Southeast Asian forest loss much greater than expected, with negative implications for climate

July 3, 2018 noon

Researchers using satellite imaging have found much greater than expected deforestation since 2000 in the highlands of Southeast Asia, a critically important world ecosystem. The findings are important because they raise questions about key assumptions made in projections of global climate change as well as concerns about environmental conditions in Southeast Asia in the future.

Satellite imagery of forests in Southeast Asia

Researchers using satellite imaging have found much greater than expected deforestation since 2000 in the highlands of Southeast Asia, a critically important world ecosystem.

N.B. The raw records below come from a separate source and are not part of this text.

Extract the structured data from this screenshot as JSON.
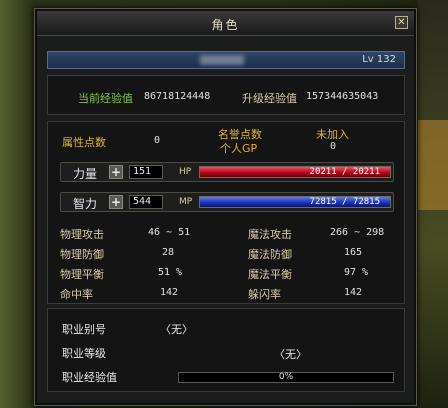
{
  "window": {
    "title": "角色",
    "close_symbol": "✕"
  },
  "character": {
    "level": "Lv 132"
  },
  "exp": {
    "current_label": "当前经验值",
    "current_value": "86718124448",
    "upgrade_label": "升级经验值",
    "upgrade_value": "157344635043"
  },
  "points": {
    "attr_label": "属性点数",
    "attr_value": "0",
    "fame_label": "名誉点数",
    "gp_label": "个人GP",
    "guild_status": "未加入",
    "gp_value": "0"
  },
  "stats": {
    "str_label": "力量",
    "str_value": "151",
    "hp_label": "HP",
    "hp_text": "20211 / 20211",
    "hp_fraction": 1.0,
    "int_label": "智力",
    "int_value": "544",
    "mp_label": "MP",
    "mp_text": "72815 / 72815",
    "mp_fraction": 1.0
  },
  "combat": {
    "phys_atk_label": "物理攻击",
    "phys_atk_value": "46 ~ 51",
    "mag_atk_label": "魔法攻击",
    "mag_atk_value": "266 ~ 298",
    "phys_def_label": "物理防御",
    "phys_def_value": "28",
    "mag_def_label": "魔法防御",
    "mag_def_value": "165",
    "phys_bal_label": "物理平衡",
    "phys_bal_value": "51 %",
    "mag_bal_label": "魔法平衡",
    "mag_bal_value": "97 %",
    "hit_label": "命中率",
    "hit_value": "142",
    "dodge_label": "躲闪率",
    "dodge_value": "142"
  },
  "job": {
    "type_label": "职业别号",
    "type_value": "〈无〉",
    "level_label": "职业等级",
    "level_value": "〈无〉",
    "exp_label": "职业经验值",
    "exp_text": "0%",
    "exp_fraction": 0
  },
  "colors": {
    "hp": "#c8102a",
    "mp": "#1c3aa6",
    "label_gold": "#e6b42a",
    "exp_green": "#7ec24a"
  }
}
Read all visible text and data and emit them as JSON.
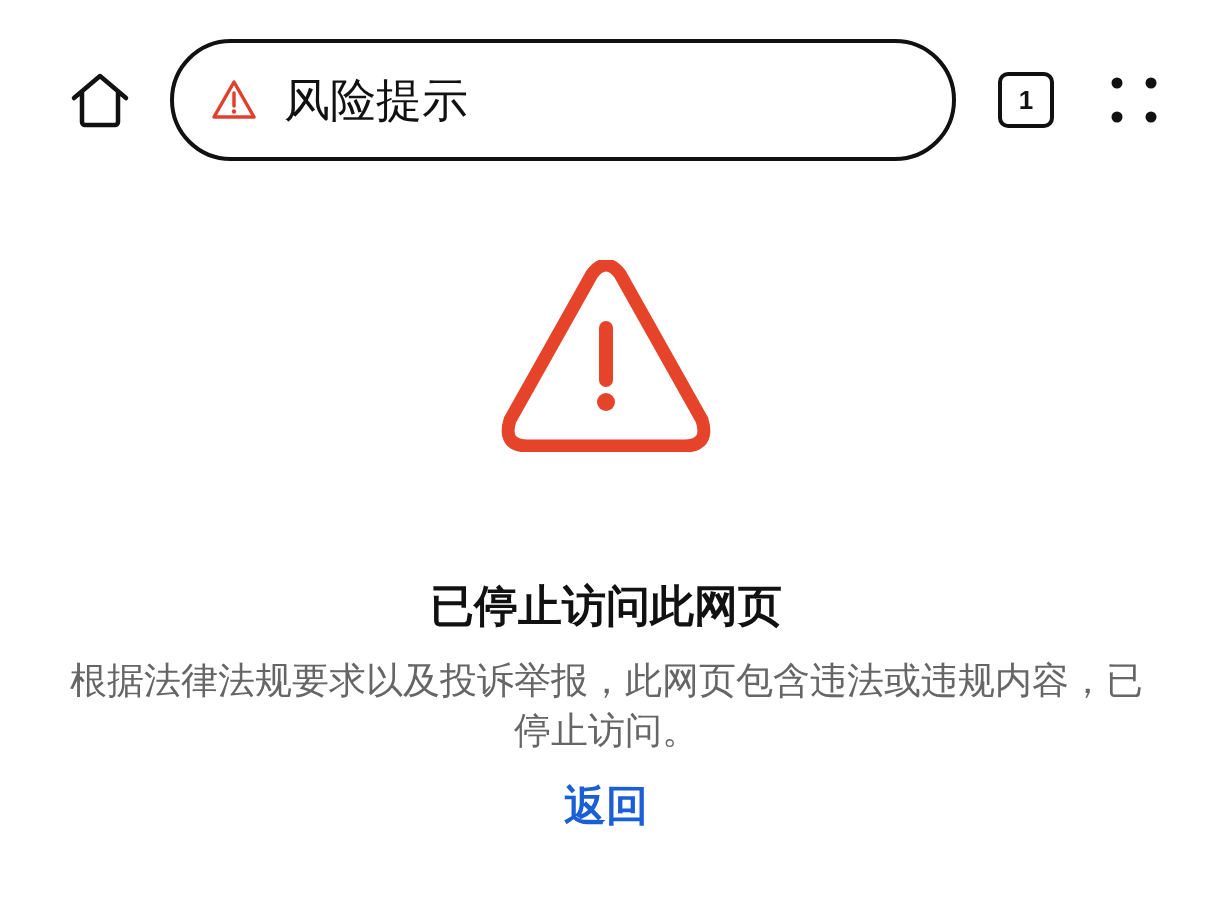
{
  "toolbar": {
    "page_title": "风险提示",
    "tab_count": "1"
  },
  "error": {
    "title": "已停止访问此网页",
    "message": "根据法律法规要求以及投诉举报，此网页包含违法或违规内容，已停止访问。",
    "link": "返回"
  }
}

Zhenzhong Zeng, a postdoctoral researcher at Princeton University and the lead author of a July 2 article describing the findings in Nature Geoscience, said the researchers used a combination of satellite data and computational algorithms to reach their conclusions. The report shows a loss of 29.3 million hectares of forest (roughly 113,000 square miles or about twice the size of New York state) between 2000 and 2014. Zeng said that represents 57 percent more loss than current estimations of deforestation made by the International Panel on Climate Change. He said most of the forest has been cleared for crops.

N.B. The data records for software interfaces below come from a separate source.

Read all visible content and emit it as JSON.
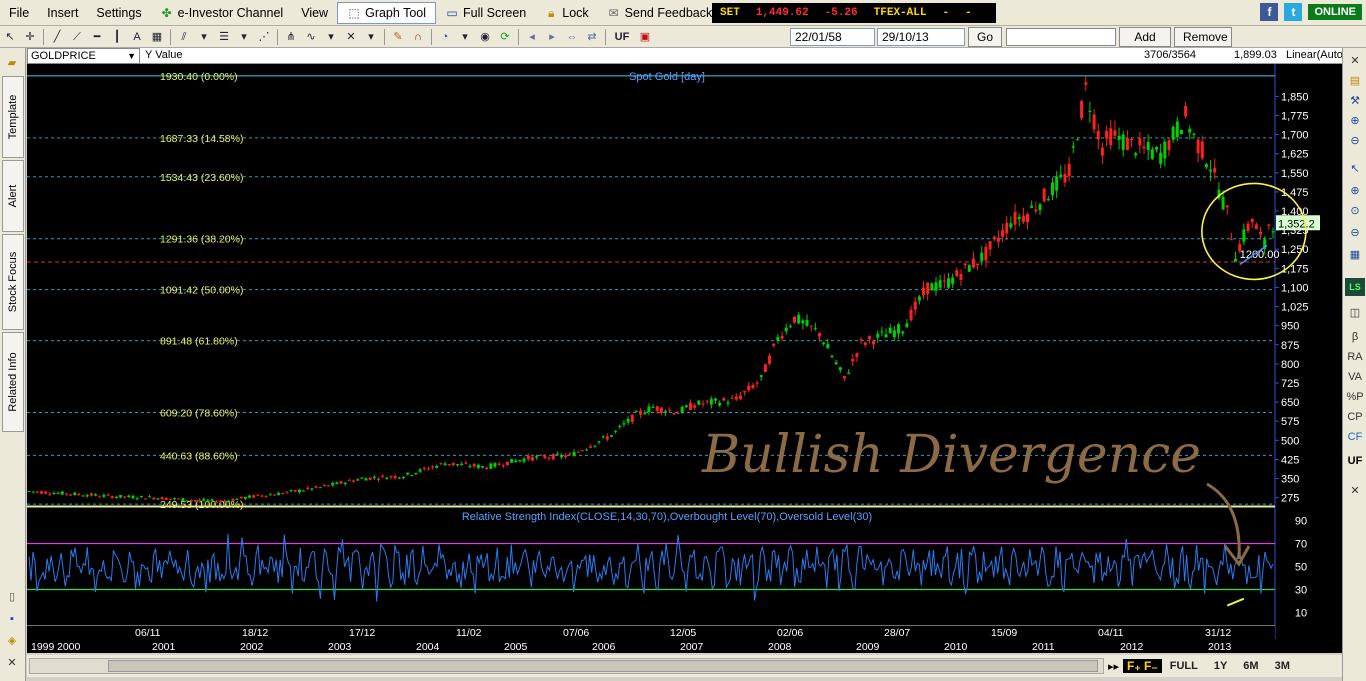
{
  "menu": {
    "file": "File",
    "insert": "Insert",
    "settings": "Settings",
    "einvestor": "e-Investor Channel",
    "view": "View",
    "graph_tool": "Graph Tool",
    "full_screen": "Full Screen",
    "lock": "Lock",
    "send_feedback": "Send Feedback"
  },
  "ticker": {
    "set_label": "SET",
    "set_value": "1,449.62",
    "set_change": "-5.26",
    "tfex_label": "TFEX-ALL",
    "dash1": "-",
    "dash2": "-"
  },
  "status": {
    "online": "ONLINE"
  },
  "toolbar": {
    "uf": "UF",
    "date_from": "22/01/58",
    "date_to": "29/10/13",
    "go": "Go",
    "add": "Add",
    "remove": "Remove"
  },
  "side_tabs": [
    "Template",
    "Alert",
    "Stock Focus",
    "Related Info"
  ],
  "right_icons": [
    "β",
    "RA",
    "VA",
    "%P",
    "CP",
    "CF",
    "UF"
  ],
  "series_bar": {
    "symbol": "GOLDPRICE",
    "y_label": "Y Value",
    "counter": "3706/3564",
    "value": "1,899.03",
    "scale": "Linear(Auto"
  },
  "chart_data": {
    "type": "line",
    "title": "Spot Gold [day]",
    "ylim": [
      250,
      1930
    ],
    "y_ticks": [
      275,
      350,
      425,
      500,
      575,
      650,
      725,
      800,
      875,
      950,
      1025,
      1100,
      1175,
      1250,
      1325,
      1400,
      1475,
      1550,
      1625,
      1700,
      1775,
      1850
    ],
    "y_tick_labels": [
      "275",
      "350",
      "425",
      "500",
      "575",
      "650",
      "725",
      "800",
      "875",
      "950",
      "1,025",
      "1,100",
      "1,175",
      "1,250",
      "1,325",
      "1,400",
      "1,475",
      "1,550",
      "1,625",
      "1,700",
      "1,775",
      "1,850"
    ],
    "fib_levels": [
      {
        "value": 1930.4,
        "label": "1930.40 (0.00%)"
      },
      {
        "value": 1687.33,
        "label": "1687.33 (14.58%)"
      },
      {
        "value": 1534.43,
        "label": "1534.43 (23.60%)"
      },
      {
        "value": 1291.36,
        "label": "1291.36 (38.20%)"
      },
      {
        "value": 1091.42,
        "label": "1091.42 (50.00%)"
      },
      {
        "value": 891.48,
        "label": "891.48 (61.80%)"
      },
      {
        "value": 609.2,
        "label": "609.20 (78.60%)"
      },
      {
        "value": 440.63,
        "label": "440.63 (88.60%)"
      },
      {
        "value": 249.53,
        "label": "249.53 (100.00%)"
      }
    ],
    "support_level": {
      "value": 1200,
      "label": "1200.00"
    },
    "last_price": "1,352.2",
    "price_path": [
      [
        1999.0,
        300
      ],
      [
        1999.5,
        290
      ],
      [
        2000.0,
        280
      ],
      [
        2000.5,
        275
      ],
      [
        2001.0,
        265
      ],
      [
        2001.3,
        260
      ],
      [
        2001.7,
        280
      ],
      [
        2002.0,
        290
      ],
      [
        2002.5,
        315
      ],
      [
        2003.0,
        350
      ],
      [
        2003.5,
        360
      ],
      [
        2004.0,
        410
      ],
      [
        2004.5,
        395
      ],
      [
        2005.0,
        430
      ],
      [
        2005.5,
        440
      ],
      [
        2006.0,
        520
      ],
      [
        2006.3,
        600
      ],
      [
        2006.5,
        630
      ],
      [
        2006.8,
        610
      ],
      [
        2007.0,
        640
      ],
      [
        2007.5,
        660
      ],
      [
        2007.8,
        740
      ],
      [
        2008.0,
        900
      ],
      [
        2008.2,
        980
      ],
      [
        2008.5,
        920
      ],
      [
        2008.8,
        740
      ],
      [
        2009.0,
        880
      ],
      [
        2009.5,
        940
      ],
      [
        2009.8,
        1100
      ],
      [
        2010.0,
        1110
      ],
      [
        2010.5,
        1230
      ],
      [
        2010.8,
        1360
      ],
      [
        2011.0,
        1390
      ],
      [
        2011.5,
        1550
      ],
      [
        2011.7,
        1880
      ],
      [
        2011.9,
        1650
      ],
      [
        2012.0,
        1700
      ],
      [
        2012.3,
        1650
      ],
      [
        2012.6,
        1620
      ],
      [
        2012.9,
        1770
      ],
      [
        2013.0,
        1690
      ],
      [
        2013.2,
        1580
      ],
      [
        2013.4,
        1390
      ],
      [
        2013.5,
        1230
      ],
      [
        2013.7,
        1370
      ],
      [
        2013.85,
        1260
      ],
      [
        2013.9,
        1352
      ]
    ],
    "x_range": [
      1999,
      2013.95
    ],
    "date_labels": [
      "06/11",
      "18/12",
      "17/12",
      "11/02",
      "07/06",
      "12/05",
      "02/06",
      "28/07",
      "15/09",
      "04/11",
      "31/12"
    ],
    "year_labels": [
      "1999",
      "2000",
      "2001",
      "2002",
      "2003",
      "2004",
      "2005",
      "2006",
      "2007",
      "2008",
      "2009",
      "2010",
      "2011",
      "2012",
      "2013"
    ],
    "annotation": "Bullish Divergence",
    "rsi": {
      "title": "Relative Strength Index(CLOSE,14,30,70),Overbought Level(70),Oversold Level(30)",
      "ylim": [
        0,
        100
      ],
      "overbought": 70,
      "oversold": 30,
      "y_ticks": [
        10,
        30,
        50,
        70,
        90
      ]
    }
  },
  "range_buttons": [
    "FULL",
    "1Y",
    "6M",
    "3M"
  ],
  "colors": {
    "up": "#00d000",
    "down": "#ff2020",
    "fib": "#20a0c0",
    "support": "#e03030",
    "rsi": "#2a7cf0",
    "annotation": "#8b6a45",
    "circle": "#fff24a"
  }
}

Because forests absorb atmospheric carbon, and burning forests contribute carbon to the atmosphere, loss of forests could be devastating. An accurate estimation of forest cover also is critical for assessments of climate change. Zeng also said transformation of mountainous regions from old forest to cropland can have widespread environmental impacts from soil retention to water quality in the region.

Eric Wood, the Susan Dod Brown Professor of Civil and Environmental Engineering and a member of the research team, said the results were troubling in that farmers are carving new agricultural frontiers from the highland forests of mainland Southeast Asia.  “These forests are an important source for sequestering carbon as well as critical water sources for adjacent lowlands,” he said.

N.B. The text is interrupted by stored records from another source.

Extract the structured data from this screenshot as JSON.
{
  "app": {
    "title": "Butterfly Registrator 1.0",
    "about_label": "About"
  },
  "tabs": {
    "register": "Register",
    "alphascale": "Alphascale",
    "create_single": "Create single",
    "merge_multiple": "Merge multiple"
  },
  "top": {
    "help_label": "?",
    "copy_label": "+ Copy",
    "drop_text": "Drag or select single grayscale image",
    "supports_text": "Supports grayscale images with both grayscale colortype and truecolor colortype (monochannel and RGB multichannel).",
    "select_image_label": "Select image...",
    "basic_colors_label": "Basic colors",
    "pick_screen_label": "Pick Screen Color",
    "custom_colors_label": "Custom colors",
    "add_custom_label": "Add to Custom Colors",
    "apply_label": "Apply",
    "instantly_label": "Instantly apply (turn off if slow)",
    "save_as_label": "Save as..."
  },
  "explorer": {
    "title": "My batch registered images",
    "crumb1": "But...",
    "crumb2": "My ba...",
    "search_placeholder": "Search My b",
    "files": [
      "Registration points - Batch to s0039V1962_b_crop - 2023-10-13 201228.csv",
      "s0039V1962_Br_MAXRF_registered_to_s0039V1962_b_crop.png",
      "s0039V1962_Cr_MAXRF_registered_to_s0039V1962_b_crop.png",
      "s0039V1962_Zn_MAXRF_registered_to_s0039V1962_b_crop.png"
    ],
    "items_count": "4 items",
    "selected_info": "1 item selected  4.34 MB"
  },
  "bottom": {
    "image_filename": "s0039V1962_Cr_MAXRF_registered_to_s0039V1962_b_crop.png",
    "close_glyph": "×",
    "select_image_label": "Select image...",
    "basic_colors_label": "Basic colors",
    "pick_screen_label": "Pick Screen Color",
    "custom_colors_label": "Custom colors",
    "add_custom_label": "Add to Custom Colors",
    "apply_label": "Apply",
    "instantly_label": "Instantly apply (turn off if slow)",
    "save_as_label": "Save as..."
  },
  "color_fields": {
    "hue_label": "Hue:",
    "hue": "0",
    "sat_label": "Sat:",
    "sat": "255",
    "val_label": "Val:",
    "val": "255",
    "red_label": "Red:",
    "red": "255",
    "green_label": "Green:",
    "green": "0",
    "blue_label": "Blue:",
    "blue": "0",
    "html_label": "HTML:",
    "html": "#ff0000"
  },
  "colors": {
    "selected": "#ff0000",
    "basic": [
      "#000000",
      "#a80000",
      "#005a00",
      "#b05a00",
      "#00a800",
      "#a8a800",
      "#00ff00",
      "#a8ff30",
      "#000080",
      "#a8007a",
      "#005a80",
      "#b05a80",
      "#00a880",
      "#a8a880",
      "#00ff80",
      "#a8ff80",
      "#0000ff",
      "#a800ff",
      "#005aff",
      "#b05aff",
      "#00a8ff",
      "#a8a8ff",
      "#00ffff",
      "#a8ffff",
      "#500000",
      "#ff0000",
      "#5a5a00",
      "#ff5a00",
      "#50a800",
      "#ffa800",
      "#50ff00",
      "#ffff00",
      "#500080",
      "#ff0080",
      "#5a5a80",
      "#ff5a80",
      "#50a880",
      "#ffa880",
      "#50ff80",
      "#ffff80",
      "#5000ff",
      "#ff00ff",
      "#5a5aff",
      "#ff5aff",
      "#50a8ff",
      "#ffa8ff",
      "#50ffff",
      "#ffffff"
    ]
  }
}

In addition to Wood and Zeng, researchers involved in the project included: Lyndon Estes, of Clark University; Alan Ziegler, of the National University of Singapore; Anping Chen, of Purdue University; Timothy Searchinger, a research scholar at Princeton’s Woodrow Wilson School of Public and International Affairs; Fangyuan Hua, of the University of Cambridge; Kaiyu Guan, of the University of Illinois at Urbana Champaign; and Attachai Jintrawet, of Chiang Mai University, Thailand. Support for the project was provided in part by Lamsam-Thailand Sustain Development.